ASSIGNMENT:
Filter on the word "label": copy each matching line from the listing below.

--------------------------------------------------

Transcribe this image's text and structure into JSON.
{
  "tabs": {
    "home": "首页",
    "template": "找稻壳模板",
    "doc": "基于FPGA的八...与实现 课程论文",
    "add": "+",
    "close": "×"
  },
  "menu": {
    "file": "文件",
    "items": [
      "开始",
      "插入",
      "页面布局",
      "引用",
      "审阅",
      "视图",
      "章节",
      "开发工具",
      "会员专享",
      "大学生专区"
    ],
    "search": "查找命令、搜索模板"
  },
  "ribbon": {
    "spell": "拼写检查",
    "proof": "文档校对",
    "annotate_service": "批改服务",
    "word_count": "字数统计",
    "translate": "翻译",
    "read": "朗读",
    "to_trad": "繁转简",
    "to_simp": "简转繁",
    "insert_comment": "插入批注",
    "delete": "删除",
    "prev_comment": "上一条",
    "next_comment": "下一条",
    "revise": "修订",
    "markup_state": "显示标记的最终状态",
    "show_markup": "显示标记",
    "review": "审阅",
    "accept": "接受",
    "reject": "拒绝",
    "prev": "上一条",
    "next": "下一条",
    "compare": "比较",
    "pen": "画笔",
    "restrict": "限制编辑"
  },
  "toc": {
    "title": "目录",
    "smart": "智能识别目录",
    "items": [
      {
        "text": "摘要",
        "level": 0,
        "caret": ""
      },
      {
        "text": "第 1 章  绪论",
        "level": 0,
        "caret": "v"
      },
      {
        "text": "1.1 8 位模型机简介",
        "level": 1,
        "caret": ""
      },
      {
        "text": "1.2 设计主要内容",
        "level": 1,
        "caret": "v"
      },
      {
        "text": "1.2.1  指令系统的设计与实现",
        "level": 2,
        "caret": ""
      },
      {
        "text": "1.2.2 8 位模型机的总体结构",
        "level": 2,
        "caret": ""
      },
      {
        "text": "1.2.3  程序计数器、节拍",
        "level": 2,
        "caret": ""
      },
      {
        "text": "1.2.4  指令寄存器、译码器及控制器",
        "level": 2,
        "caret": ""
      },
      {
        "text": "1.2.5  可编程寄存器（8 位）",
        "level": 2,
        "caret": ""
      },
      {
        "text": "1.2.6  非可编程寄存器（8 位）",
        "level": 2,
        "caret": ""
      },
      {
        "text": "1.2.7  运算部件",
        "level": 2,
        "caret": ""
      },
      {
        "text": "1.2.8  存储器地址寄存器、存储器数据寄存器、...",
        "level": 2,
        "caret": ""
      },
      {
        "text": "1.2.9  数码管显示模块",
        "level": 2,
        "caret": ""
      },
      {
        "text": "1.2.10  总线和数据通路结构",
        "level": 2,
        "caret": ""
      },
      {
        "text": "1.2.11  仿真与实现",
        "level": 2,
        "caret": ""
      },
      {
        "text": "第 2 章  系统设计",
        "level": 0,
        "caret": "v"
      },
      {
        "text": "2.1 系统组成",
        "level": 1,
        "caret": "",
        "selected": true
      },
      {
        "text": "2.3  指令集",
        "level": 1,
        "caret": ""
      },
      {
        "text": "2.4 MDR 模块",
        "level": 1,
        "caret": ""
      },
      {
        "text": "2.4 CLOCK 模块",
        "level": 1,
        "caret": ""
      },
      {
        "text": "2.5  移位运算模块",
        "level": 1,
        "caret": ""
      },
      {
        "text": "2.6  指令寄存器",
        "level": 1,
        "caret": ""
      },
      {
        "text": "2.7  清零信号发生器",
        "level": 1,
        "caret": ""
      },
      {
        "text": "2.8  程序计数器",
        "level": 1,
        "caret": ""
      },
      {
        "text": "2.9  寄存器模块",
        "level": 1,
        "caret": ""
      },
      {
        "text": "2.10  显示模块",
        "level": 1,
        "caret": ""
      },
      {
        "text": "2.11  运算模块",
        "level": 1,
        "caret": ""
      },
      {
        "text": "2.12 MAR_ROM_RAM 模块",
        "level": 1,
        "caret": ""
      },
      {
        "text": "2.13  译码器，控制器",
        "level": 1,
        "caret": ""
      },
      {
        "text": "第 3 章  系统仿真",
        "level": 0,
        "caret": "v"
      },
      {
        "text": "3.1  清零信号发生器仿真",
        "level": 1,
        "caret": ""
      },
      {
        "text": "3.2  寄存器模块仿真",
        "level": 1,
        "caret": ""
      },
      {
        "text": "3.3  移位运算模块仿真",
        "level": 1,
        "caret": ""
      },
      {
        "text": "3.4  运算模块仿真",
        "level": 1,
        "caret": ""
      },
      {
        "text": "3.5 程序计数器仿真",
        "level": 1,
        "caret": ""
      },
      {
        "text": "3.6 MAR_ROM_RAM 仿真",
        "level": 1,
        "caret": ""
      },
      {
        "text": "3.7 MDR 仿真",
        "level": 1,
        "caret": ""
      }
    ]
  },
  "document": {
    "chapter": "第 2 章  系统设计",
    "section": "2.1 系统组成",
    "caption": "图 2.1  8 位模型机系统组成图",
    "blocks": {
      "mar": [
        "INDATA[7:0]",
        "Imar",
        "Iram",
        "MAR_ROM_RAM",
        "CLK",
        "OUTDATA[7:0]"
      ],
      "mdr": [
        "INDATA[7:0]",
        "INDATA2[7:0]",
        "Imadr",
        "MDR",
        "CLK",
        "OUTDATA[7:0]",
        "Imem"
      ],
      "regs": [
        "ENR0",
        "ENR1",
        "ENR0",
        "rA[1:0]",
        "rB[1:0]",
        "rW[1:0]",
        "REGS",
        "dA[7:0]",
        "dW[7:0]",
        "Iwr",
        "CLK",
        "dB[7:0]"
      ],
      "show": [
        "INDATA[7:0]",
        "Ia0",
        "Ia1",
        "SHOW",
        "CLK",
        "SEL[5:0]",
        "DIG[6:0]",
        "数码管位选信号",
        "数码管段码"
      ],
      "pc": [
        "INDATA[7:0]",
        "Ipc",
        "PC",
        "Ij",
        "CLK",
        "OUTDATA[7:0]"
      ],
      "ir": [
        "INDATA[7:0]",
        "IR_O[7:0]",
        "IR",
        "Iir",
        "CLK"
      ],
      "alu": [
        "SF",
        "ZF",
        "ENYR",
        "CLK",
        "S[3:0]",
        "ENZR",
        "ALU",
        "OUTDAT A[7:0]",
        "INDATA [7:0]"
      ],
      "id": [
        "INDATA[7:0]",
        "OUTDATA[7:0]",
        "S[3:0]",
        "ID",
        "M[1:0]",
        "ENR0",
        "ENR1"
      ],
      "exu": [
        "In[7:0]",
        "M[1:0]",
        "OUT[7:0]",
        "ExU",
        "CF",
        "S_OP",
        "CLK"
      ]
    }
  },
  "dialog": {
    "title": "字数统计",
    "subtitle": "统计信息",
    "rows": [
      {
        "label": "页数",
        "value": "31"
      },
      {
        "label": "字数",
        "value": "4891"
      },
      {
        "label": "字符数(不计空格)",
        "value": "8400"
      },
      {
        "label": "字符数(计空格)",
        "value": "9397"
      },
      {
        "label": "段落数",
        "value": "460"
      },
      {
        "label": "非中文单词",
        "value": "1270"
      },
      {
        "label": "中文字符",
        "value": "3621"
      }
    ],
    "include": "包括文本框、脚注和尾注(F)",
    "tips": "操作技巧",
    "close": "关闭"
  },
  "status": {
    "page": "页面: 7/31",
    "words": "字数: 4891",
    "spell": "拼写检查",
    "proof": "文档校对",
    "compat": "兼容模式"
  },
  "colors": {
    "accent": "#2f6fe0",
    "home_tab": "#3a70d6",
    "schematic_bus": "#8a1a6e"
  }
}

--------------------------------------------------

OUTPUT:
        "label": "页数",
        "label": "字数",
        "label": "字符数(不计空格)",
        "label": "字符数(计空格)",
        "label": "段落数",
        "label": "非中文单词",
        "label": "中文字符",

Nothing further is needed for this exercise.